Unsparing, unflinching, this 70-minute monologue by performer Richard Gadd about his experience with a female stalker operates almost continually at a fevered pitch of hysteria and intensity, an attempt each night at exorcism of an exhaustively troublesome and emotionally draining situation. Gadd acknowledges his own collusion in creating this circumstance: a particular boredom in his bartending gig between theatre work, a performer’s need for and indulgence in attention, his own vanity and libido, all conspired in an initial flirtation with an older woman one evening who seemed in distress, Gadd’s sympathy and compassion (which were no doubt genuine and a part of the dynamic) taken out of proportion, encouraging a dysfunctional attraction.
Naively, perhaps callously, Gadd did not recognise a damaged individual until too late. Martha, as she is called (Gadd fluidly uses a chair to represent her onstage) mounts a spiralling campaign of sexualised communication, from emails to voicemails to personal encounters. When finally rebuffed by Gadd, a true vocal and verbal assault commences, leading to police involvement. Gadd’s parents and partner become collateral damage, subject to their own unwarranted interactions with Martha. The ubiquity of Martha’s harassment is made discordantly and distressingly clear by the sound and visual design, which crescendo to create an aural and visual crush, very nearly driving each member of the audience from their seat in nervous dread (over a three-year period, Martha left 41,000 emails in Gadd’s inbox).

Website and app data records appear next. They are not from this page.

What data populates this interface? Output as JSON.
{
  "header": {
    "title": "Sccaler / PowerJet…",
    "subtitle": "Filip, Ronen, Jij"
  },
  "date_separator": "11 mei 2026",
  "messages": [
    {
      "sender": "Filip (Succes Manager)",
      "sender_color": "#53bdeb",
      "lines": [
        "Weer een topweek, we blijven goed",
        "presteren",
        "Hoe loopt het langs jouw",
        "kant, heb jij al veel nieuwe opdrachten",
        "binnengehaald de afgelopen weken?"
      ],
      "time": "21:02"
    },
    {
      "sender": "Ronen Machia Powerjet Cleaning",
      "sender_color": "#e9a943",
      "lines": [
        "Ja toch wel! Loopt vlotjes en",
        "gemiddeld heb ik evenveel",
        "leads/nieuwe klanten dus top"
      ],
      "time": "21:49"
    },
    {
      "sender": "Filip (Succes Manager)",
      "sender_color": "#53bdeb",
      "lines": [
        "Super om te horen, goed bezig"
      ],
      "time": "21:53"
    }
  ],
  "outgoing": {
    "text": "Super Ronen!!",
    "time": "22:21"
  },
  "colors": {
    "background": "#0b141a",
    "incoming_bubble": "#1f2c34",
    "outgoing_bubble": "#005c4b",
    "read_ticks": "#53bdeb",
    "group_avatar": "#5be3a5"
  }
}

In the material is a ruthless honesty and candour, Gadd very willingly exposing his own failings and weaknesses, the run of bad choices that may have exacerbated the state of affairs (Gadd’s previous show explored his grooming and sexual abuse by an older male, so he clearly mines the uncomfortable, uncompromising facts of his own life). Sweaty, breathless, conflicted, this confessional unfolds almost as therapy session, the audience riveted and alarmed. So immediate and raw is the feeling, Martha still out there, that resolution and healing still seem long out of reach-Gadd brings the reality close and straight into the theatre, Martha’s presence felt.
The only aspect left unexplored is what does Gadd owe Martha now that he has made her the subject of a personal work, from which he is generating income? Does she have a right to share in profits? After (and despite) all the monstrous behaviour exhibited by Martha, the sheer ungenerous feelings she eventually unleashes in Gadd, a brief moment near the conclusion (involving the childhood toy from which the title of the piece is derived, also the endearment given to Gadd), brings to Martha a full, convulsive, devastatingly poignant humanity, exposing long-standing, profoundly vulnerable unhappiness and despair that struck me to my core. Baby Reindeer runs through 9 November